■ What the task requires ■
A single figure is the whole answer: the number of lines in the records that contain "category".

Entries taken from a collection
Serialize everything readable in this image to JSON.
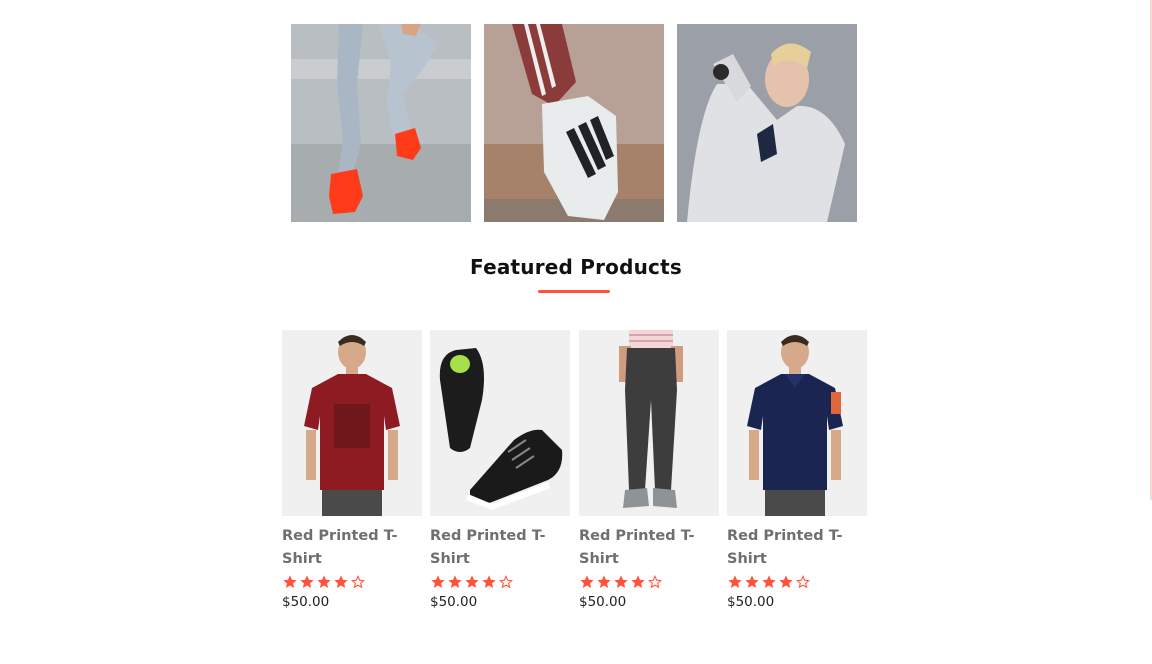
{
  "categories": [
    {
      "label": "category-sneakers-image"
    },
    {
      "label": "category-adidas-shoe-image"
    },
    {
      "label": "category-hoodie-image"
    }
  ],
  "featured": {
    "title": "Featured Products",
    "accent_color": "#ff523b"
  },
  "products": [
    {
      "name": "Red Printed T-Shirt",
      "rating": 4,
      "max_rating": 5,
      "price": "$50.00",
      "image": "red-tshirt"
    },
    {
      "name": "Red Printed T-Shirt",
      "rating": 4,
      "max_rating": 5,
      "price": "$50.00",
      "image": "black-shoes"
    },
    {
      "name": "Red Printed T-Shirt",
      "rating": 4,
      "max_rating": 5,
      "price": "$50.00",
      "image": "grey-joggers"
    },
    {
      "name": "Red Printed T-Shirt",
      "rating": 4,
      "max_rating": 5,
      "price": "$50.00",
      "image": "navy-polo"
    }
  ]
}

■ Exercise answer ■
3